Data extracts:
- - -

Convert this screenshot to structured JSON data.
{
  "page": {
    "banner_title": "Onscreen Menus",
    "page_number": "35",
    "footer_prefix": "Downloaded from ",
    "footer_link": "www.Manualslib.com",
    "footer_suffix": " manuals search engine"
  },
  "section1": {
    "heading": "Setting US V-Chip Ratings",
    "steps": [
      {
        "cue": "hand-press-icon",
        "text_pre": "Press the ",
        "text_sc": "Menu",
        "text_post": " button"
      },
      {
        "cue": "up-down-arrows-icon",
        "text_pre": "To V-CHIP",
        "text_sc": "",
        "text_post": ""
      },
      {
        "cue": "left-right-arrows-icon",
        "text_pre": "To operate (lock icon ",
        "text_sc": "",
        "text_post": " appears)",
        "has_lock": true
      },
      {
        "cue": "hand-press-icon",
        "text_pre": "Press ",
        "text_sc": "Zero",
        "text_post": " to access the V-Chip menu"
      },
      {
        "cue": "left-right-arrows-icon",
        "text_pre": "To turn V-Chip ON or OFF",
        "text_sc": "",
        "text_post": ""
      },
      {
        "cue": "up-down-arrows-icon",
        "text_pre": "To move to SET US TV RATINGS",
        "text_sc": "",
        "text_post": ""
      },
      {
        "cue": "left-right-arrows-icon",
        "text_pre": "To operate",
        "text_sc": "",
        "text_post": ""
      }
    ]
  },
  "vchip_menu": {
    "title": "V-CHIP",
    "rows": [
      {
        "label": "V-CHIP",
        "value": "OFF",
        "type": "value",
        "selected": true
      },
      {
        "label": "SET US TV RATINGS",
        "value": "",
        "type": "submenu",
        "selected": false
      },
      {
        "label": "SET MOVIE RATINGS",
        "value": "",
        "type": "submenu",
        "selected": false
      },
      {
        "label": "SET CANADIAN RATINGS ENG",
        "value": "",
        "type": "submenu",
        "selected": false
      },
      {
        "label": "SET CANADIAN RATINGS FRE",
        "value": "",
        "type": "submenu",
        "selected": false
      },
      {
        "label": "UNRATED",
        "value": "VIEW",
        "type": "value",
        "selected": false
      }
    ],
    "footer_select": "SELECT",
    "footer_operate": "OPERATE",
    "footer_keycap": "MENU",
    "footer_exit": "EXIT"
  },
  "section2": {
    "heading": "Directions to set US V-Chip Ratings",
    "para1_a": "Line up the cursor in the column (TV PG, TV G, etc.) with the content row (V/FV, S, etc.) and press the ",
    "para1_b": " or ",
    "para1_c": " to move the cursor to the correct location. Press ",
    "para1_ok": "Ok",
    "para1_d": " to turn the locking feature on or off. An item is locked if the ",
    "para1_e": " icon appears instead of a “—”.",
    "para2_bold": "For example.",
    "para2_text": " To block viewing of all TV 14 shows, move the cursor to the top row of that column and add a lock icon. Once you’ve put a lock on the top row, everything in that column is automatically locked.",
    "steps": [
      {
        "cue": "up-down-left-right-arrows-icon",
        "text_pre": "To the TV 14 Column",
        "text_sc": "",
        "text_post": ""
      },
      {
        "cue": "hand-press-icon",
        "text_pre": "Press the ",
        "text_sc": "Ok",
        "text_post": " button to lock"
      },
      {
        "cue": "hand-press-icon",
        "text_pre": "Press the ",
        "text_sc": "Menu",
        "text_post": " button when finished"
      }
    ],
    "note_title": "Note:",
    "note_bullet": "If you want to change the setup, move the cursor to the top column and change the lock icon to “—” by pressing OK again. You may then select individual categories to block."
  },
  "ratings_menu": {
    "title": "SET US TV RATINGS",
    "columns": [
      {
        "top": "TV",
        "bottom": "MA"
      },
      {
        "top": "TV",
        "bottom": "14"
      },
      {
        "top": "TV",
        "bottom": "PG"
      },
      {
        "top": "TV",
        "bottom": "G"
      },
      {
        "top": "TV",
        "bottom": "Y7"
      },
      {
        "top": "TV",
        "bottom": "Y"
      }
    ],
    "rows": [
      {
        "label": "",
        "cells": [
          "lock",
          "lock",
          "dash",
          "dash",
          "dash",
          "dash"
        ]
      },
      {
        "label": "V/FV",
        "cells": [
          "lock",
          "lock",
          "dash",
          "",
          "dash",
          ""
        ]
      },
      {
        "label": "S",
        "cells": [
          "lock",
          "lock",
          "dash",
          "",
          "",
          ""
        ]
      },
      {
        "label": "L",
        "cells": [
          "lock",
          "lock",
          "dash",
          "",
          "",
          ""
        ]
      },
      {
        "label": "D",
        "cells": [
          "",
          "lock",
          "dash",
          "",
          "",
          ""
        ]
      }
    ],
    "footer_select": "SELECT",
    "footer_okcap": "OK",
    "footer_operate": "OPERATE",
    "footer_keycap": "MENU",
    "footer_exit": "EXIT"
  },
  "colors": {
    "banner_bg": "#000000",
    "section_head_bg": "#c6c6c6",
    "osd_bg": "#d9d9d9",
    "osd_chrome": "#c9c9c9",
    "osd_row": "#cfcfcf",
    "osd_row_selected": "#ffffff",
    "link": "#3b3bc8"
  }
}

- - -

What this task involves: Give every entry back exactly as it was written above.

Written response:
Convert this screenshot to structured JSON data.
{
  "page": {
    "banner_title": "Onscreen Menus",
    "page_number": "35",
    "footer_prefix": "Downloaded from ",
    "footer_link": "www.Manualslib.com",
    "footer_suffix": " manuals search engine"
  },
  "section1": {
    "heading": "Setting US V-Chip Ratings",
    "steps": [
      {
        "cue": "hand-press-icon",
        "text_pre": "Press the ",
        "text_sc": "Menu",
        "text_post": " button"
      },
      {
        "cue": "up-down-arrows-icon",
        "text_pre": "To V-CHIP",
        "text_sc": "",
        "text_post": ""
      },
      {
        "cue": "left-right-arrows-icon",
        "text_pre": "To operate (lock icon ",
        "text_sc": "",
        "text_post": " appears)",
        "has_lock": true
      },
      {
        "cue": "hand-press-icon",
        "text_pre": "Press ",
        "text_sc": "Zero",
        "text_post": " to access the V-Chip menu"
      },
      {
        "cue": "left-right-arrows-icon",
        "text_pre": "To turn V-Chip ON or OFF",
        "text_sc": "",
        "text_post": ""
      },
      {
        "cue": "up-down-arrows-icon",
        "text_pre": "To move to SET US TV RATINGS",
        "text_sc": "",
        "text_post": ""
      },
      {
        "cue": "left-right-arrows-icon",
        "text_pre": "To operate",
        "text_sc": "",
        "text_post": ""
      }
    ]
  },
  "vchip_menu": {
    "title": "V-CHIP",
    "rows": [
      {
        "label": "V-CHIP",
        "value": "OFF",
        "type": "value",
        "selected": true
      },
      {
        "label": "SET US TV RATINGS",
        "value": "",
        "type": "submenu",
        "selected": false
      },
      {
        "label": "SET MOVIE RATINGS",
        "value": "",
        "type": "submenu",
        "selected": false
      },
      {
        "label": "SET CANADIAN RATINGS ENG",
        "value": "",
        "type": "submenu",
        "selected": false
      },
      {
        "label": "SET CANADIAN RATINGS FRE",
        "value": "",
        "type": "submenu",
        "selected": false
      },
      {
        "label": "UNRATED",
        "value": "VIEW",
        "type": "value",
        "selected": false
      }
    ],
    "footer_select": "SELECT",
    "footer_operate": "OPERATE",
    "footer_keycap": "MENU",
    "footer_exit": "EXIT"
  },
  "section2": {
    "heading": "Directions to set US V-Chip Ratings",
    "para1_a": "Line up the cursor in the column (TV PG, TV G, etc.) with the content row (V/FV, S, etc.) and press the ",
    "para1_b": " or ",
    "para1_c": " to move the cursor to the correct location. Press ",
    "para1_ok": "Ok",
    "para1_d": " to turn the locking feature on or off. An item is locked if the ",
    "para1_e": " icon appears instead of a “—”.",
    "para2_bold": "For example.",
    "para2_text": " To block viewing of all TV 14 shows, move the cursor to the top row of that column and add a lock icon. Once you’ve put a lock on the top row, everything in that column is automatically locked.",
    "steps": [
      {
        "cue": "up-down-left-right-arrows-icon",
        "text_pre": "To the TV 14 Column",
        "text_sc": "",
        "text_post": ""
      },
      {
        "cue": "hand-press-icon",
        "text_pre": "Press the ",
        "text_sc": "Ok",
        "text_post": " button to lock"
      },
      {
        "cue": "hand-press-icon",
        "text_pre": "Press the ",
        "text_sc": "Menu",
        "text_post": " button when finished"
      }
    ],
    "note_title": "Note:",
    "note_bullet": "If you want to change the setup, move the cursor to the top column and change the lock icon to “—” by pressing OK again. You may then select individual categories to block."
  },
  "ratings_menu": {
    "title": "SET US TV RATINGS",
    "columns": [
      {
        "top": "TV",
        "bottom": "MA"
      },
      {
        "top": "TV",
        "bottom": "14"
      },
      {
        "top": "TV",
        "bottom": "PG"
      },
      {
        "top": "TV",
        "bottom": "G"
      },
      {
        "top": "TV",
        "bottom": "Y7"
      },
      {
        "top": "TV",
        "bottom": "Y"
      }
    ],
    "rows": [
      {
        "label": "",
        "cells": [
          "lock",
          "lock",
          "dash",
          "dash",
          "dash",
          "dash"
        ]
      },
      {
        "label": "V/FV",
        "cells": [
          "lock",
          "lock",
          "dash",
          "",
          "dash",
          ""
        ]
      },
      {
        "label": "S",
        "cells": [
          "lock",
          "lock",
          "dash",
          "",
          "",
          ""
        ]
      },
      {
        "label": "L",
        "cells": [
          "lock",
          "lock",
          "dash",
          "",
          "",
          ""
        ]
      },
      {
        "label": "D",
        "cells": [
          "",
          "lock",
          "dash",
          "",
          "",
          ""
        ]
      }
    ],
    "footer_select": "SELECT",
    "footer_okcap": "OK",
    "footer_operate": "OPERATE",
    "footer_keycap": "MENU",
    "footer_exit": "EXIT"
  },
  "colors": {
    "banner_bg": "#000000",
    "section_head_bg": "#c6c6c6",
    "osd_bg": "#d9d9d9",
    "osd_chrome": "#c9c9c9",
    "osd_row": "#cfcfcf",
    "osd_row_selected": "#ffffff",
    "link": "#3b3bc8"
  }
}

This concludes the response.